=== INSTRUCTIONS TO FOLLOW ===
An exact copy of every entry is required, minus the pictures.
─── GIVEN ENTRIES ───
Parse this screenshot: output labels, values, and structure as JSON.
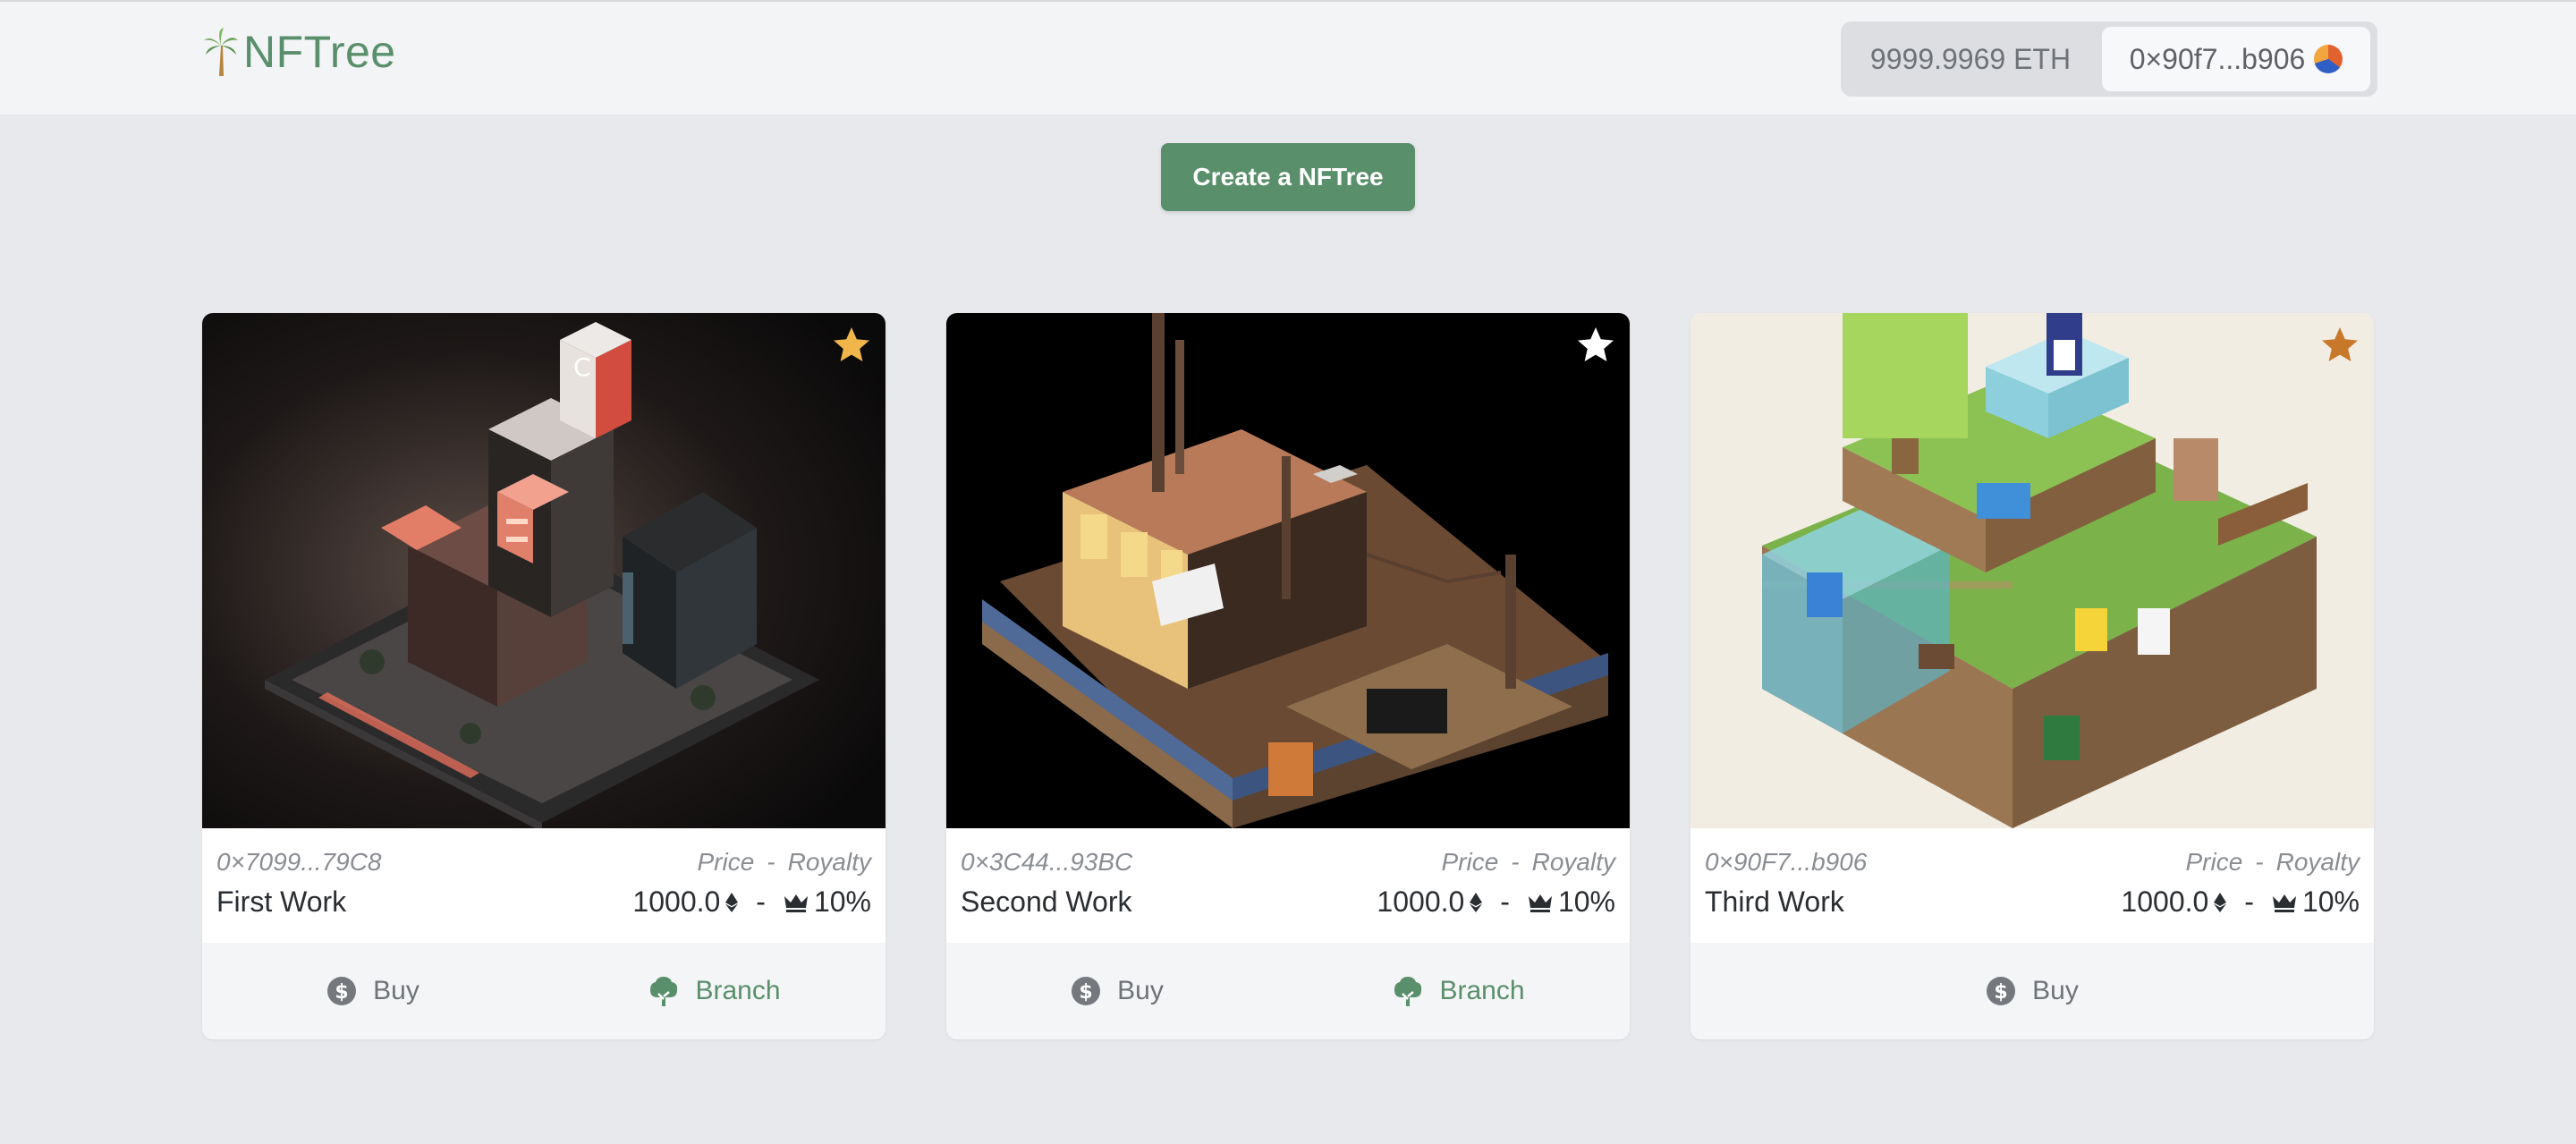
{
  "header": {
    "app_name": "NFTree",
    "balance": "9999.9969 ETH",
    "address": "0×90f7...b906"
  },
  "create_button_label": "Create a NFTree",
  "price_header": {
    "price": "Price",
    "dash": "-",
    "royalty": "Royalty"
  },
  "cards": [
    {
      "owner": "0×7099...79C8",
      "title": "First Work",
      "price": "1000.0",
      "royalty": "10%",
      "starred_color": "#f0b64a",
      "buy_label": "Buy",
      "branch_label": "Branch"
    },
    {
      "owner": "0×3C44...93BC",
      "title": "Second Work",
      "price": "1000.0",
      "royalty": "10%",
      "starred_color": "#ffffff",
      "buy_label": "Buy",
      "branch_label": "Branch"
    },
    {
      "owner": "0×90F7...b906",
      "title": "Third Work",
      "price": "1000.0",
      "royalty": "10%",
      "starred_color": "#c8782a",
      "buy_label": "Buy"
    }
  ],
  "colors": {
    "accent": "#5a8f6c",
    "background": "#e8e9ec"
  }
}
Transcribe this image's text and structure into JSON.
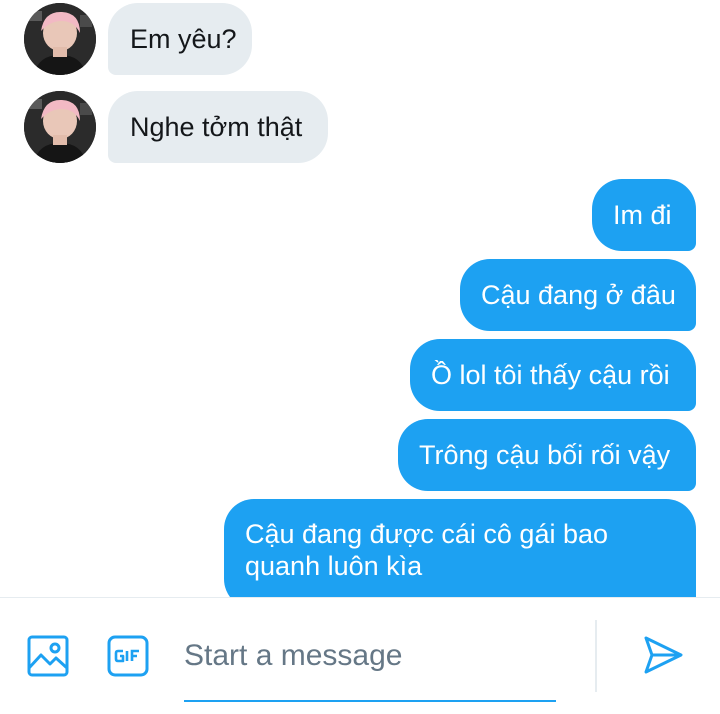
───
=== OUTPUT ===
Parse this screenshot: output labels, values, and structure as JSON.
{
  "header": {
    "app_name": "NFTree",
    "balance": "9999.9969 ETH",
    "address": "0×90f7...b906"
  },
  "create_button_label": "Create a NFTree",
  "price_header": {
    "price": "Price",
    "dash": "-",
    "royalty": "Royalty"
  },
  "cards": [
    {
      "owner": "0×7099...79C8",
      "title": "First Work",
      "price": "1000.0",
      "royalty": "10%",
      "starred_color": "#f0b64a",
      "buy_label": "Buy",
      "branch_label": "Branch"
    },
    {
      "owner": "0×3C44...93BC",
      "title": "Second Work",
      "price": "1000.0",
      "royalty": "10%",
      "starred_color": "#ffffff",
      "buy_label": "Buy",
      "branch_label": "Branch"
    },
    {
      "owner": "0×90F7...b906",
      "title": "Third Work",
      "price": "1000.0",
      "royalty": "10%",
      "starred_color": "#c8782a",
      "buy_label": "Buy"
    }
  ],
  "colors": {
    "accent": "#5a8f6c",
    "background": "#e8e9ec"
  }
}
Transcribe this image's text and structure into JSON.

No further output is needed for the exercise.